does not. On the other hand, it is harder to develop specific
guidelines for referral of patients to orthopedic specialists, for example.
A specialty area is also a good candidate for carveout if it produces
manageable, and understandable, results and data. In addition,
economic realities, like the need for specialized equipment and
personnel, must be considered. Finally, a plan should determine the
size of the patient base needed to make it worthwhile to provide the
specialty care internally.
Oncology a Successful Carveout
At Friendly Hills, services that fulfilled these requirements and
were successfully carved out were oncology, infectious disease
treatment, neurosurgery, and mental health services.
A cardiology carveout was not as successful, Dr. Barnett said.
Although cardiology is a very complex area, he said that referrals to
cardiologists were appropriately managed. However, it was difficult
to develop guidelines for expensive outsourced services, such as
defining the appropriate number of surgeries, bypasses, angiograms,
and echocardiograms needed by the patient population. Eventually, to
better control utilization, the Friendly Hills group decided to
establish an internal cardiology group.
A diabetes clinic was established but disbanded when it became too
costly. Since these patients typically have multiple medical
problems, the requirement to attend the diabetes clinic actually
increased office visits.
These experiences led to a refined approach. "Rather than try to
outsource whole specialties, or diseases that worked in the group
practice modality, we outsourced specific processes," Dr.
Barnett explained. Examples included coumadin and cholesterol
clinics, run by pharmacists; a wound care clinic, run by nurses; and
No Carveouts at Kaiser Permanente
Kaiser Permanentes organizational structure requires a
different approach to disease management, Dr. Goldsmith said. Since
Permanente physicians and the health plan have a mutually exclusive
relationship, 98% of patient care in the California HMO is provided
by its own medical personnel. The group-model employment structure
provides a built-in integration of services, and therefore carveouts
are not utilized, Dr. Goldsmith explained.
Disease management is one of the processes Kaiser Permanente uses to
meet patient care performance goals, or targets. Rather than trying
to get the 3,000 physicians in the Southern California Permanente
Medical Group moving in a similar direction through the use of
patient care guidelines, the Group uses internal targets, or measures
of performance, that physicians continuously strive to meet.
Dr. Goldsmith noted that physicians have been found to respond very
well to target setting. Deciding what to target, however, can be a
challenge. "You want to target something that will make a
difference," Dr. Goldsmith said. In addition, targets can be
driven by various interested parties, for example, purchasers,
members, or physicians.
To keep the improvement effort in motion, it is important to achieve

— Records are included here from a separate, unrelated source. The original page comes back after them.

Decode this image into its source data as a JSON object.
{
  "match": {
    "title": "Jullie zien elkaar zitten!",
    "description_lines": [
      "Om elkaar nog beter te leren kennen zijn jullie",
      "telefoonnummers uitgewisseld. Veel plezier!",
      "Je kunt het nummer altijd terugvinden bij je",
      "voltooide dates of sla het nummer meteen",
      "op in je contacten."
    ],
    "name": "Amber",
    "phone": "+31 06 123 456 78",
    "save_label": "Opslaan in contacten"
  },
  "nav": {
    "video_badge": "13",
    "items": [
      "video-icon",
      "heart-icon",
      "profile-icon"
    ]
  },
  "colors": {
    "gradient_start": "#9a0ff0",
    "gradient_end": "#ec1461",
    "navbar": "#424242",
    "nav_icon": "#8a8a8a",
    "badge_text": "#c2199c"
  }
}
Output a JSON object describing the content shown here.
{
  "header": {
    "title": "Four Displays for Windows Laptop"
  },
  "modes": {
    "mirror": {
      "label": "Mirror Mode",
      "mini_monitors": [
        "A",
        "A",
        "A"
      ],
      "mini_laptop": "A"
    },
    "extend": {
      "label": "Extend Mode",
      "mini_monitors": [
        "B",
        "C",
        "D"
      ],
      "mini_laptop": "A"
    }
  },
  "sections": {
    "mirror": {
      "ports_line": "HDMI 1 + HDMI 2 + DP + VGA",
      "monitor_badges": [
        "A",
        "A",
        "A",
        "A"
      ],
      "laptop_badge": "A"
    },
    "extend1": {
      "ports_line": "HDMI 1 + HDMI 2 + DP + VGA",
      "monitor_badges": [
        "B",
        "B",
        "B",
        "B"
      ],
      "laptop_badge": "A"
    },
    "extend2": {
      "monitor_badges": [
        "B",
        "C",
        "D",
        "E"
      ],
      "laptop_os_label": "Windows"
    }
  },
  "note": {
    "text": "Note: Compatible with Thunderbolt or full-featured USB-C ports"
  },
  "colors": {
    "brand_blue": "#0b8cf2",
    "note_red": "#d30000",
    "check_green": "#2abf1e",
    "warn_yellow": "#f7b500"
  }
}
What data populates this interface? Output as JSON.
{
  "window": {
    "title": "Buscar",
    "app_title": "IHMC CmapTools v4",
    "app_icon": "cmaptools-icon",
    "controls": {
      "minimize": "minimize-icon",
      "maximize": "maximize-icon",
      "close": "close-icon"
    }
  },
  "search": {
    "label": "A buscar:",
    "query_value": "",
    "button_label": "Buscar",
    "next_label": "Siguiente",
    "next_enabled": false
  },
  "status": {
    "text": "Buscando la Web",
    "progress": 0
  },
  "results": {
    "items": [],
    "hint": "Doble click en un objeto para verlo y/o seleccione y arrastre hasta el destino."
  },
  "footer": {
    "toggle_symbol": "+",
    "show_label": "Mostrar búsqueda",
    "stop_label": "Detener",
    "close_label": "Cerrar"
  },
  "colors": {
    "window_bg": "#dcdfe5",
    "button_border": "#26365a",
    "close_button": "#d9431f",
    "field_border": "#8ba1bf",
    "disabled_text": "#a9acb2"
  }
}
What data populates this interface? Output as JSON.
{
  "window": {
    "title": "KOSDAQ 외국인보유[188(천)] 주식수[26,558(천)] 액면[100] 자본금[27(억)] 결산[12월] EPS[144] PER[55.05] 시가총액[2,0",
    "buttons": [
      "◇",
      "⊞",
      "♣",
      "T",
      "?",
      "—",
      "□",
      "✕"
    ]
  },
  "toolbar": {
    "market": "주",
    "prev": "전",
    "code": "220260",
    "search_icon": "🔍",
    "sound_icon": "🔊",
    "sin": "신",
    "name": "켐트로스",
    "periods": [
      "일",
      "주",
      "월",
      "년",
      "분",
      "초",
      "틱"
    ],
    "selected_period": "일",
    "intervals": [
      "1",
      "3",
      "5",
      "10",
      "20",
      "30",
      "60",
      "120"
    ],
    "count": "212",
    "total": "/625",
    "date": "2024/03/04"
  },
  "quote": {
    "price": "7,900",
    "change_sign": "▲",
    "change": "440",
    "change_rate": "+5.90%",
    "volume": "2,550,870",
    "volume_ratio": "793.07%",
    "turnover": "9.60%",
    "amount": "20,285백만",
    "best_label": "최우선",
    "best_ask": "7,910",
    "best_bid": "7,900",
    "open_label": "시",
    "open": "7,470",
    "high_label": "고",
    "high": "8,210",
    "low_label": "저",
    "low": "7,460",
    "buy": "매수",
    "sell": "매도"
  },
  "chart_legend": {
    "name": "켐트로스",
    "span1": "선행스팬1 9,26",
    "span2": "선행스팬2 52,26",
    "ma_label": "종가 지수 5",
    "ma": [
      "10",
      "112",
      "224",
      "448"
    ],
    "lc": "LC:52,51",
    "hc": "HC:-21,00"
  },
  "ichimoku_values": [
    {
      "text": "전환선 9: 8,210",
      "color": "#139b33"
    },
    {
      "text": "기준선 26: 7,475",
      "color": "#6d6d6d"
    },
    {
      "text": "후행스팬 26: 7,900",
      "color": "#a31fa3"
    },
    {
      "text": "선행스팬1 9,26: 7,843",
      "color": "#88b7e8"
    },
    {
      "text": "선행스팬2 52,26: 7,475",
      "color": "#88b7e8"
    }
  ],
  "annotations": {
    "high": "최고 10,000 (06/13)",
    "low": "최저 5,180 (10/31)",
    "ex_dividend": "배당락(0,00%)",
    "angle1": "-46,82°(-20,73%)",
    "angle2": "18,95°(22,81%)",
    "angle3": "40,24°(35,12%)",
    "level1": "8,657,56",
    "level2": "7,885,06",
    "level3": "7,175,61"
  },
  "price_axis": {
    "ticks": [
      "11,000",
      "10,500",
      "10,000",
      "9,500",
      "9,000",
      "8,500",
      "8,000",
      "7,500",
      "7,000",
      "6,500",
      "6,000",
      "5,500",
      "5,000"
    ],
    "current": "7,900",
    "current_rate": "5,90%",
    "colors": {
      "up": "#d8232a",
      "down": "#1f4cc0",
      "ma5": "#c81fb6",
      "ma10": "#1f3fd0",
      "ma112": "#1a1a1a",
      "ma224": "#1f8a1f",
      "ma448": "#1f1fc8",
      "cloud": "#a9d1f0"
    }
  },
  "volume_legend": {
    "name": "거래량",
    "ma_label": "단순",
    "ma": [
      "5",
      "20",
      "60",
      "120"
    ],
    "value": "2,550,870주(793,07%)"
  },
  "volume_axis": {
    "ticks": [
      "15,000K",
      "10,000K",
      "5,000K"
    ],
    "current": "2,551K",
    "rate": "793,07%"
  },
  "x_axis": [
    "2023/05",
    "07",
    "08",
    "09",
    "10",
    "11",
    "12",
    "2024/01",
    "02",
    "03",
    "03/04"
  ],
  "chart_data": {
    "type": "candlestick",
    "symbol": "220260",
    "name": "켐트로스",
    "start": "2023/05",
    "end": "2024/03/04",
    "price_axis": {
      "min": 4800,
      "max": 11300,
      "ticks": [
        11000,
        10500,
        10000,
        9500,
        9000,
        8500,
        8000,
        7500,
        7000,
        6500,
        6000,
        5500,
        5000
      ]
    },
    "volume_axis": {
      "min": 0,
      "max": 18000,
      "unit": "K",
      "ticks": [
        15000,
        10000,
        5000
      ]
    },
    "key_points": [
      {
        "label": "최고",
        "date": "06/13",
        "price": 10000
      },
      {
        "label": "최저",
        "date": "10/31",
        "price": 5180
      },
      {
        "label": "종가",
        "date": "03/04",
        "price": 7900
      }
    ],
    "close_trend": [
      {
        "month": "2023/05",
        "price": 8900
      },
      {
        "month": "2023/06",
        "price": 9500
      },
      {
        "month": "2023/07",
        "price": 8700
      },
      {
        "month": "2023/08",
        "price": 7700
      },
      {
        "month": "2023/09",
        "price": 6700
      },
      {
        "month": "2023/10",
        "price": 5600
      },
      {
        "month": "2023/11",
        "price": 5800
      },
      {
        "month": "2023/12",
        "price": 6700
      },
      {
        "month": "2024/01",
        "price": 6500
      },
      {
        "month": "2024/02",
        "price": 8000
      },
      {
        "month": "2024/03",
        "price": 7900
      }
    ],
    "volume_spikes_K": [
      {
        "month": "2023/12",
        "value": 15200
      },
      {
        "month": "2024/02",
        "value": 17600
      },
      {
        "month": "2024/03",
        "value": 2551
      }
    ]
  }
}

the right mix of consensus on the development of targets and to
utilize a regional management-driven push, Dr. Goldsmith commented.
Goals should be kept realistic or participation in the efforts will
decrease, he added.
Mitigating factors for the attainment of goals must be taken into
account as well. Available technology, information system resources,
membership growth, and the addition of new physicians to the system
will influence the ability to meet targets.
Sometimes creative methods are necessary to move closer to a goal.
For example, Dr. Goldsmith noted that even though physicians were
recommending mammograms to patients, mammography rates were not
increasing at a satisfactory rate.
A system was implemented that flags the medical record of a member
who needs a mammogram. When that woman is seen for any medical
service, the staff will be prompted to remind her that she needs the
test. The member can then be scheduled for the mammogram within a
very short time frame. "Once we did this, we saw a very
satisfying rise in our mammography rates," he said.
The process of setting targets provides continuous improvements that
benefit members, Dr. Goldsmith said. "Year after year, you can
see measurable, objective improvements. The absolute numbers are not
as important as continually improving the organizations
performance," he said.